In his final hours, Goodall enjoyed his favourite dinner: fish and chips and cheesecake. And in his final minutes, he listened to Beethoven, reportedly passing away shortly after the piece of music finished. Family members were with Goodall until his death, which was preceded by formal paperwork that visibly frustrated the scientist, who said: “What are we waiting for?” He was accompanied to the clinic of the Swiss assisted dying organisation Life Circle by Dr Philip Nitschke, the founder of the Australian right-to-die group Exit International.
To end his own life, Goodall had to turn a wheel that allowed a lethal infusion to flow into his bloodstream through a cannula on his arm. Nitschke said the professor did this “after answering questions which said he knew who he was, where he was and what he was about to do, and he answered these questions with great clarity”. “In fact his last words were: ‘This is taking an awfully long time!’”
Assisted dying, where patients take the final action to end their lives, is legal in Canada, the Netherlands, Luxembourg, Switzerland and parts of the US.
Goodall, a botanist and ecologist, had been campaigning for his home country Australia, where the state of Victoria is planning to legalise assisted dying for the terminally ill from 2019, to follow suit.
“What I would like,” Goodall said in an interview, “is for other countries to follow Switzerland’s lead and make these facilities available to all clients, if they meet the requirements, and the requirements not just of age, but of mental capacity.” Though Goodall was not terminally ill, he had seen his eyesight and mobility deteriorate considerably in recent years and said that his life stopped being enjoyable “five or 10 years ago”. The scientist requested that his body be donated to medicine or, if that were not possible, that his ashes be scattered locally in Switzerland.
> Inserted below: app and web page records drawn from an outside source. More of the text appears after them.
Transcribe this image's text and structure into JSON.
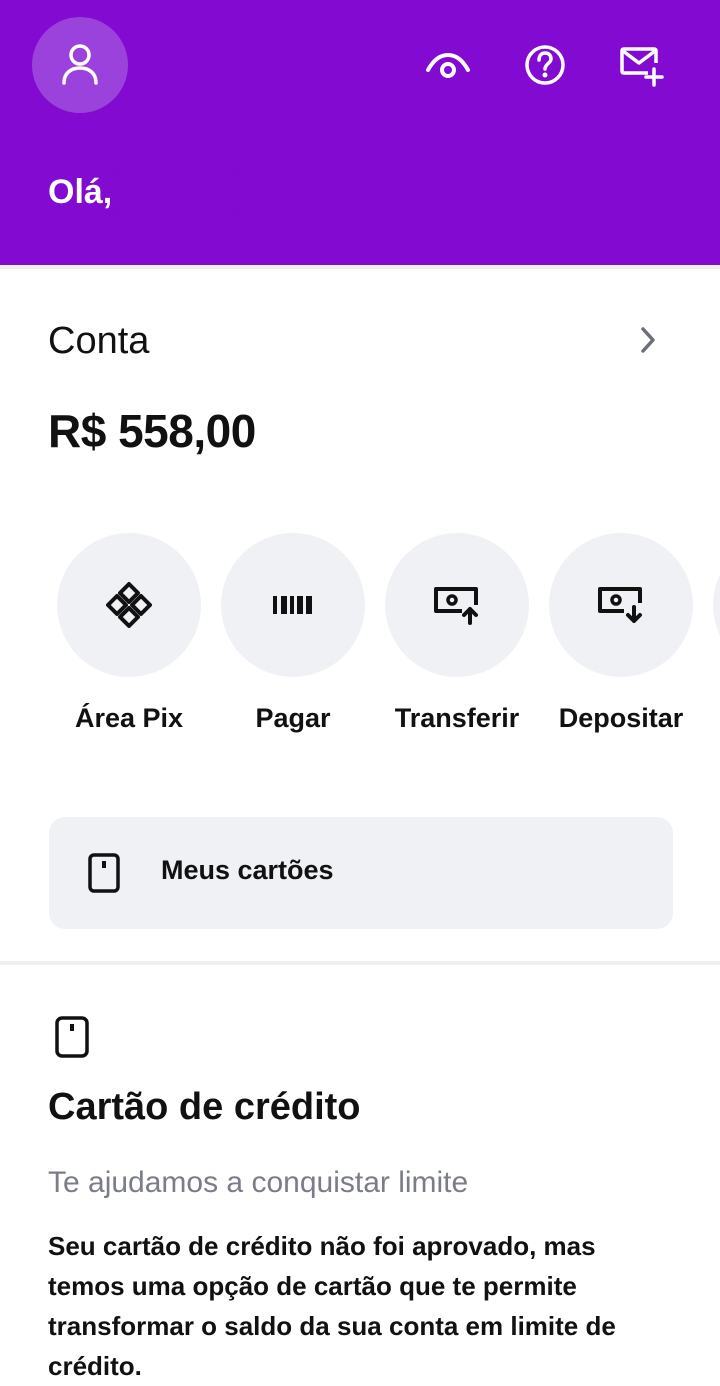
{
  "header": {
    "greeting": "Olá,",
    "bg_color": "#820ad1",
    "icons": [
      "user-icon",
      "eye-icon",
      "help-icon",
      "mail-add-icon"
    ]
  },
  "account": {
    "title": "Conta",
    "balance": "R$ 558,00"
  },
  "shortcuts": [
    {
      "label": "Área Pix",
      "icon": "pix-icon"
    },
    {
      "label": "Pagar",
      "icon": "barcode-icon"
    },
    {
      "label": "Transferir",
      "icon": "transfer-out-icon"
    },
    {
      "label": "Depositar",
      "icon": "deposit-in-icon"
    }
  ],
  "cards_button": {
    "label": "Meus cartões",
    "icon": "card-icon"
  },
  "credit_card": {
    "title": "Cartão de crédito",
    "subtitle": "Te ajudamos a conquistar limite",
    "body": "Seu cartão de crédito não foi aprovado, mas temos uma opção de cartão que te permite transformar o saldo da sua conta em limite de crédito."
  }
}
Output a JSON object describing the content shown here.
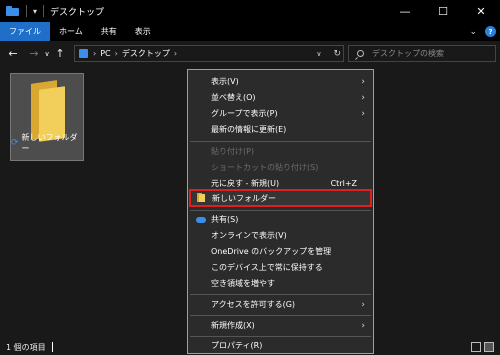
{
  "window": {
    "title": "デスクトップ",
    "controls": {
      "minimize": "—",
      "maximize": "☐",
      "close": "✕"
    }
  },
  "ribbon": {
    "tabs": [
      "ファイル",
      "ホーム",
      "共有",
      "表示"
    ],
    "expand_icon": "chevron-down",
    "help": "?"
  },
  "nav": {
    "back": "←",
    "forward": "→",
    "recent": "∨",
    "up": "↑",
    "breadcrumb": [
      "PC",
      "デスクトップ"
    ],
    "refresh": "↻",
    "dropdown": "∨",
    "search_placeholder": "デスクトップの検索"
  },
  "files": [
    {
      "name": "新しいフォルダー",
      "icon": "folder-icon",
      "selected": true
    }
  ],
  "status": {
    "item_count": "1 個の項目"
  },
  "context_menu": {
    "items": [
      {
        "label": "表示(V)",
        "submenu": true
      },
      {
        "label": "並べ替え(O)",
        "submenu": true
      },
      {
        "label": "グループで表示(P)",
        "submenu": true
      },
      {
        "label": "最新の情報に更新(E)"
      },
      {
        "label": "貼り付け(P)",
        "disabled": true
      },
      {
        "label": "ショートカットの貼り付け(S)",
        "disabled": true
      },
      {
        "label": "元に戻す - 新規(U)",
        "shortcut": "Ctrl+Z"
      },
      {
        "label": "新しいフォルダー",
        "highlight": true
      },
      {
        "label": "共有(S)"
      },
      {
        "label": "オンラインで表示(V)"
      },
      {
        "label": "OneDrive のバックアップを管理"
      },
      {
        "label": "このデバイス上で常に保持する"
      },
      {
        "label": "空き領域を増やす"
      },
      {
        "label": "アクセスを許可する(G)",
        "submenu": true
      },
      {
        "label": "新規作成(X)",
        "submenu": true
      },
      {
        "label": "プロパティ(R)"
      }
    ]
  },
  "colors": {
    "accent": "#1f6fc9",
    "background": "#191919",
    "menu_bg": "#2b2b2b",
    "highlight_border": "#e02020"
  }
}
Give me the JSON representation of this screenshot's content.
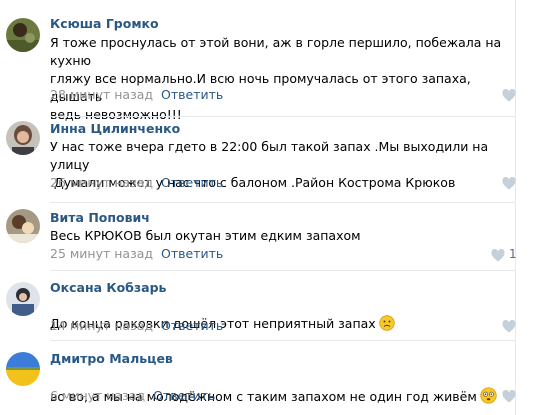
{
  "comments": [
    {
      "author": "Ксюша Громко",
      "text": "Я тоже проснулась от этой вони, аж в горле першило, побежала на кухню\nгляжу все нормально.И всю ночь промучалась от этого запаха, дышать\nведь невозможно!!!",
      "time": "28 минут назад",
      "reply": "Ответить",
      "likes": ""
    },
    {
      "author": "Инна Цилинченко",
      "text": "У нас тоже вчера гдето в 22:00 был такой запах .Мы выходили на улицу\n.Думали может у нас что с балоном .Район Кострома Крюков",
      "time": "26 минут назад",
      "reply": "Ответить",
      "likes": ""
    },
    {
      "author": "Вита Попович",
      "text": "Весь КРЮКОВ был окутан этим едким запахом",
      "time": "25 минут назад",
      "reply": "Ответить",
      "likes": "1"
    },
    {
      "author": "Оксана Кобзарь",
      "text": "До конца раковки дошёл этот неприятный запах",
      "time": "14 минут назад",
      "reply": "Ответить",
      "likes": ""
    },
    {
      "author": "Дмитро Мальцев",
      "text": "во во, а мы на молодёжном с таким запахом не один год живём",
      "time": "6 минут назад",
      "reply": "Ответить",
      "likes": ""
    }
  ],
  "icons": {
    "like": "heart-icon",
    "emoji_frown": "frowning-face-emoji",
    "emoji_flushed": "flushed-face-emoji"
  },
  "colors": {
    "link": "#2a5885",
    "meta": "#939393",
    "like": "#c5d0db"
  }
}
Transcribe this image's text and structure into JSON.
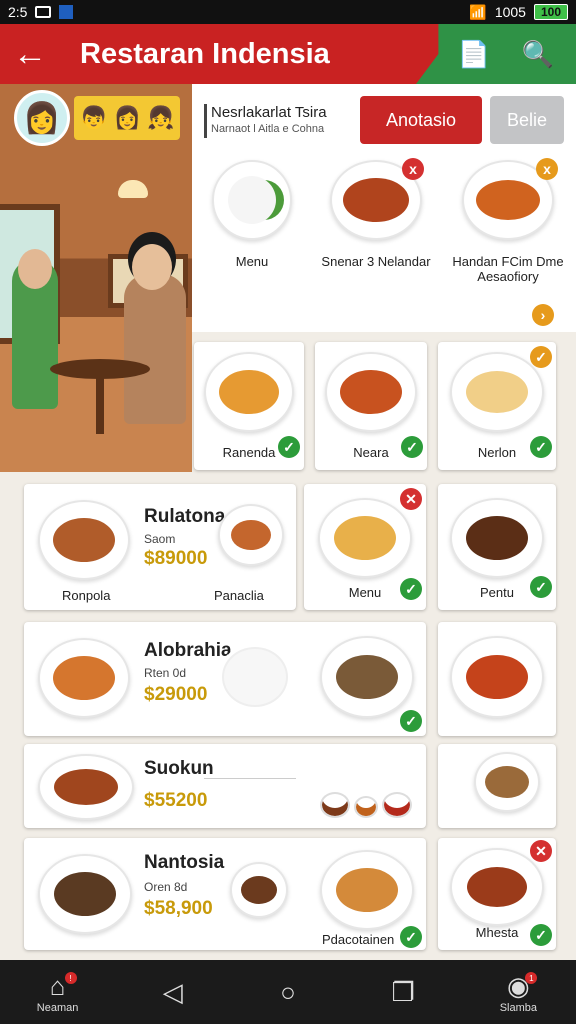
{
  "status_bar": {
    "time": "2:5",
    "battery": "100",
    "signal": "1005"
  },
  "header": {
    "title": "Restaran Indensia",
    "back_icon": "arrow-left-icon",
    "icons": [
      "document-icon",
      "search-icon"
    ]
  },
  "search": {
    "label": "Nesrlakarlat Tsira",
    "sub": "Narnaot l Aitla e Cohna"
  },
  "buttons": {
    "primary": "Anotasio",
    "secondary": "Belie"
  },
  "categories": [
    {
      "label": "Menu",
      "badge": ""
    },
    {
      "label": "Snenar 3 Nelandar",
      "badge": "x"
    },
    {
      "label": "Handan FCim Dme Aesaofiory",
      "badge": "x"
    }
  ],
  "row1": [
    {
      "name": "Ranenda"
    },
    {
      "name": "Neara"
    },
    {
      "name": "Nerlon"
    }
  ],
  "featured": [
    {
      "title": "Rulatona",
      "sub": "Saom",
      "price": "$89000",
      "caption1": "Ronpola",
      "caption2": "Panaclia"
    },
    {
      "title": "Alobrahia",
      "sub": "Rten 0d",
      "price": "$29000"
    },
    {
      "title": "Suokun",
      "sub": "",
      "price": "$55200"
    },
    {
      "title": "Nantosia",
      "sub": "Oren 8d",
      "price": "$58,900",
      "caption2": "Pdacotainen"
    }
  ],
  "right_cards": [
    {
      "name": "Menu"
    },
    {
      "name": "Pentu"
    },
    {
      "name": ""
    },
    {
      "name": ""
    },
    {
      "name": "Mhesta"
    }
  ],
  "nav": {
    "home": "Neaman",
    "right": "Slamba",
    "home_badge": "!",
    "right_badge": "1"
  }
}
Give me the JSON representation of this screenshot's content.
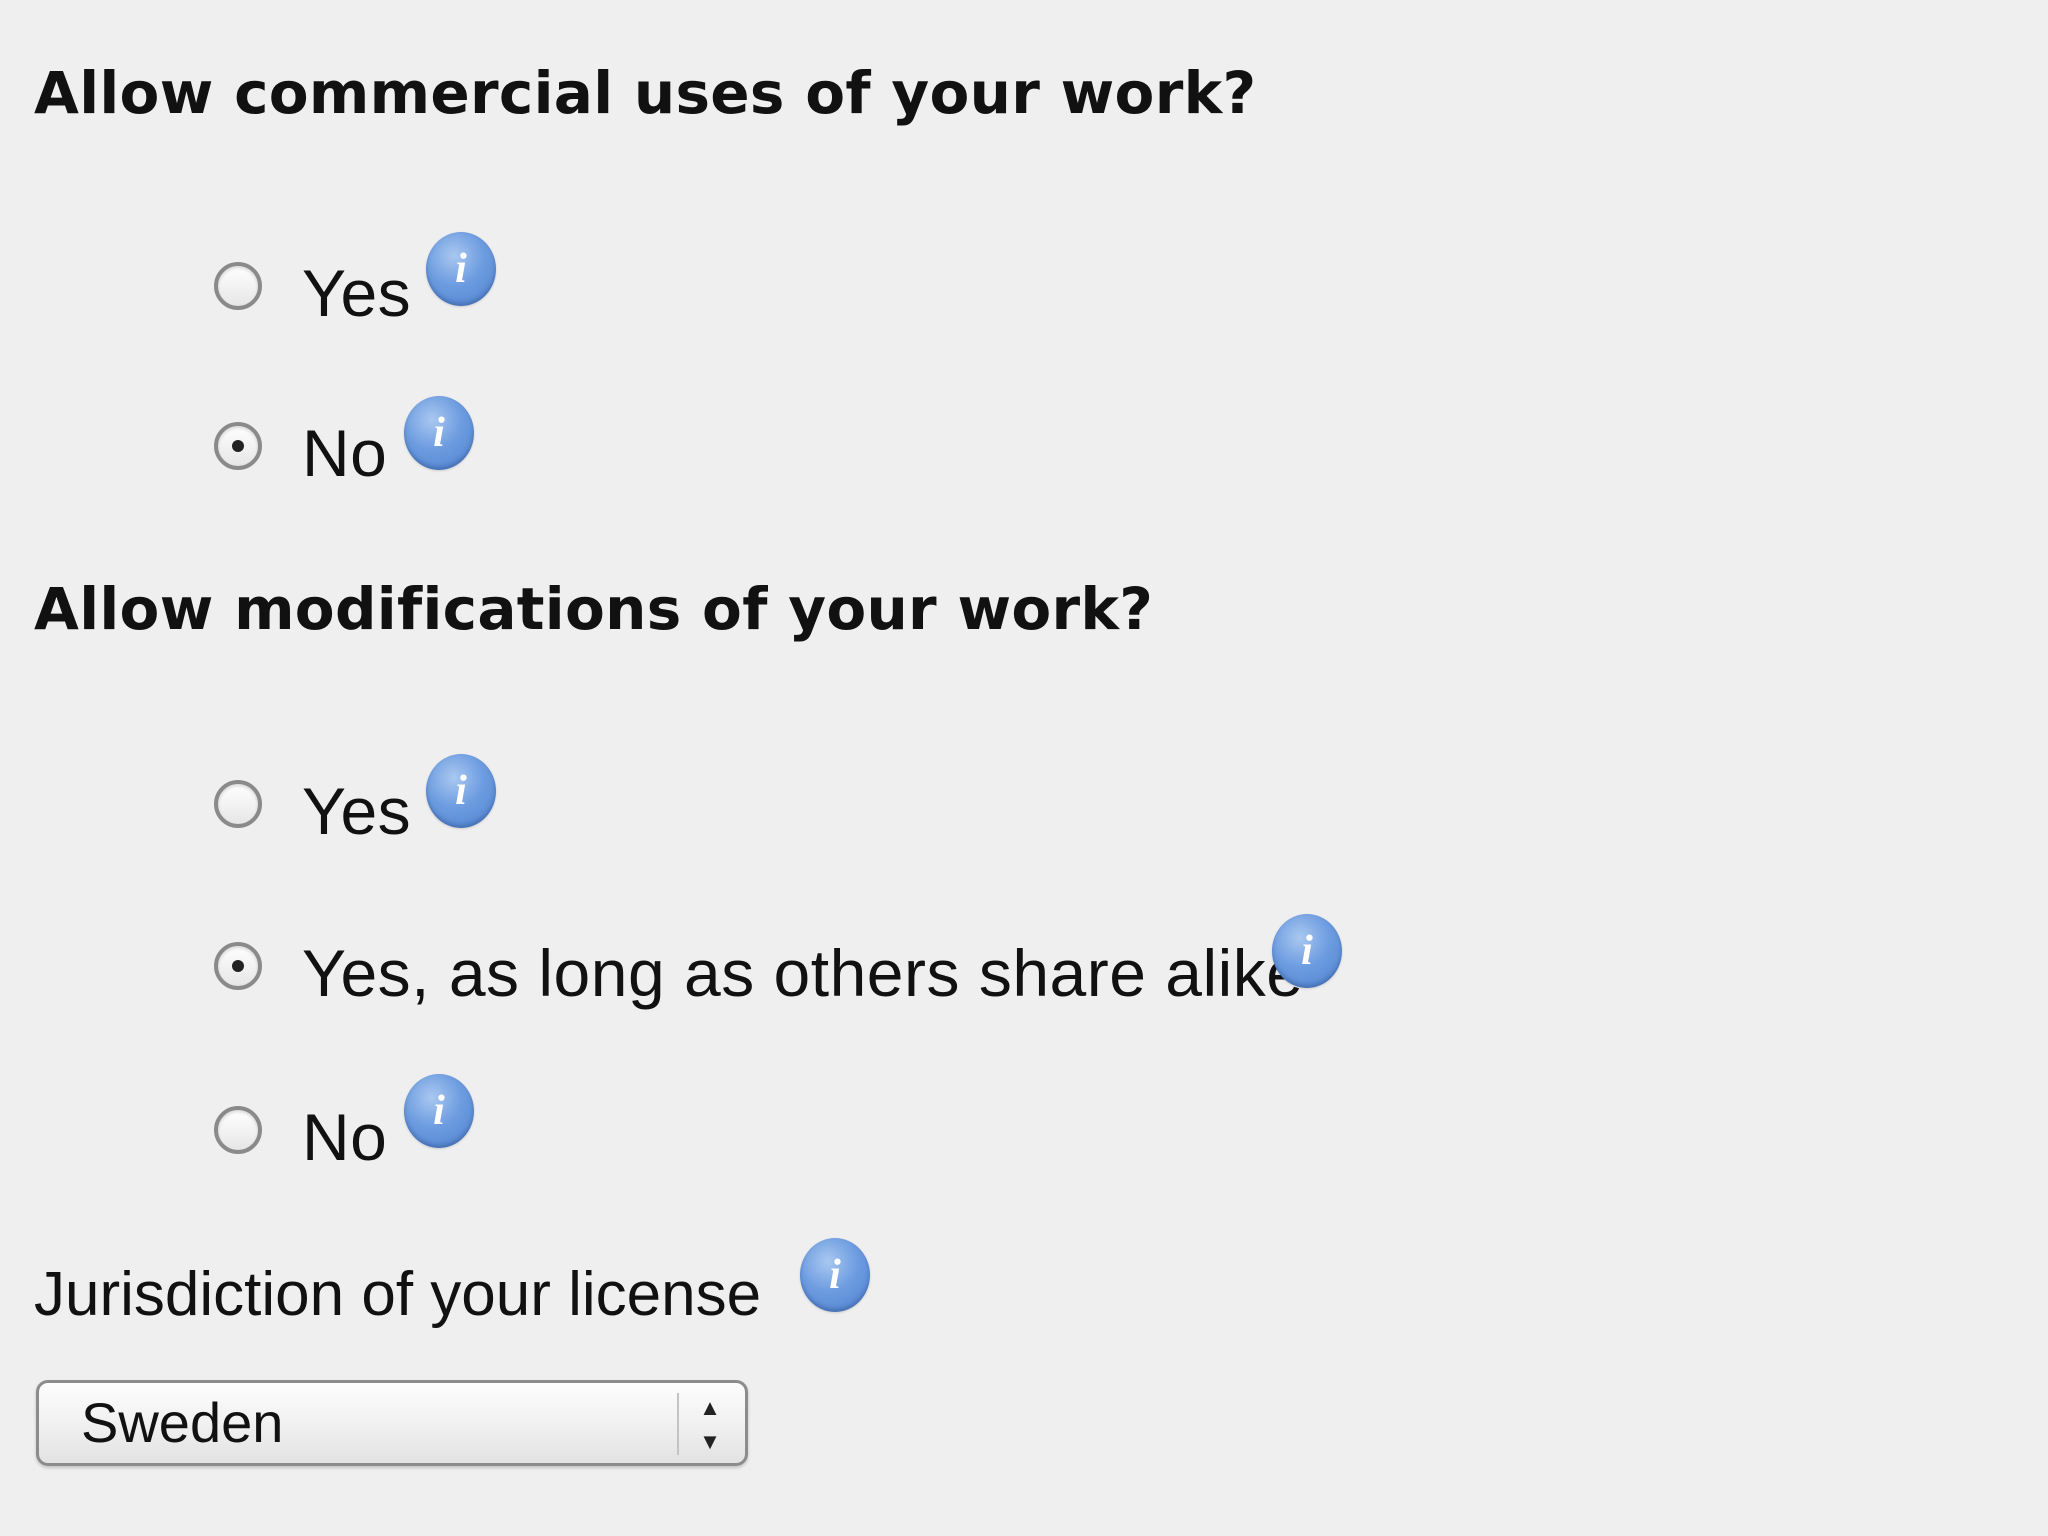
{
  "commercial": {
    "question": "Allow commercial uses of your work?",
    "options": [
      {
        "label": "Yes",
        "selected": false,
        "info_glyph": "i"
      },
      {
        "label": "No",
        "selected": true,
        "info_glyph": "i"
      }
    ]
  },
  "modifications": {
    "question": "Allow modifications of your work?",
    "options": [
      {
        "label": "Yes",
        "selected": false,
        "info_glyph": "i"
      },
      {
        "label": "Yes, as long as others share alike",
        "selected": true,
        "info_glyph": "i"
      },
      {
        "label": "No",
        "selected": false,
        "info_glyph": "i"
      }
    ]
  },
  "jurisdiction": {
    "label": "Jurisdiction of your license",
    "info_glyph": "i",
    "selected_value": "Sweden",
    "arrow_up": "▲",
    "arrow_down": "▼"
  },
  "colors": {
    "background": "#efeff0",
    "info_icon": "#6d9ce0"
  }
}
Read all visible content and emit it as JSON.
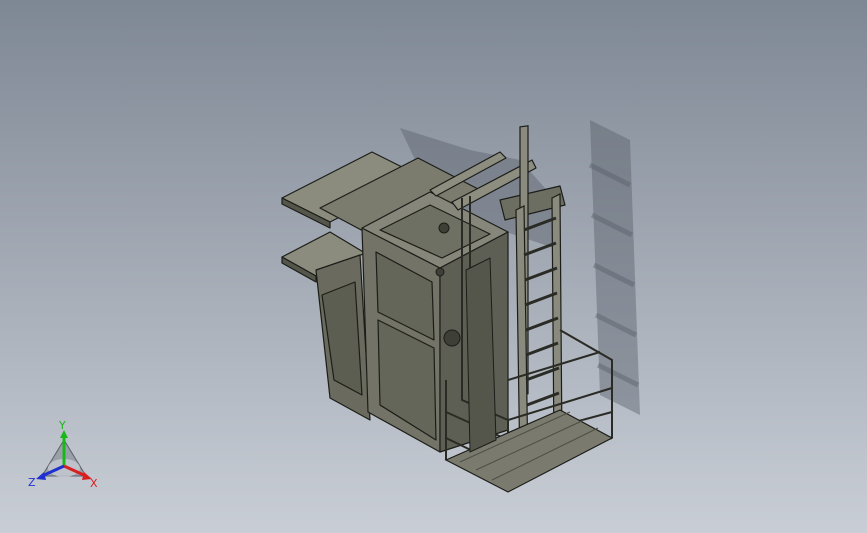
{
  "viewport": {
    "background_top": "#7e8794",
    "background_bottom": "#c9ced6",
    "model_color": "#77786a",
    "edge_color": "#1c1d18"
  },
  "triad": {
    "x_label": "X",
    "y_label": "Y",
    "z_label": "Z",
    "x_color": "#d82020",
    "y_color": "#18b818",
    "z_color": "#2030d0"
  }
}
He wished to have no funeral, remembrance service or ceremony, since he had “no belief in the afterlife”.
At his last press conference on Wednesday, Goodall was in good spirits wearing a jumper printed with the words “ageing disgracefully”. He said he would have preferred to die in Australia and previously voiced his resentment over the country’s laws. “Luckily my family who are in various parts of Europe and America have rallied round and come to see me, and I welcome the opportunity to see them, which I probably wouldn’t have had if I hadn’t pursued this Swiss option,” he told journalists.
He appeared bemused by public interest in his case. “At my age, or less than my age, one wants to be free to choose the death when the death is at an appropriate time,” Goodall said.
Exit International, which helped Goodall make the trip, said it was unjust that one of Australia’s “oldest and most prominent citizens should be forced to travel to the other side of the world to die with dignity”.
(Text input from The Guardian)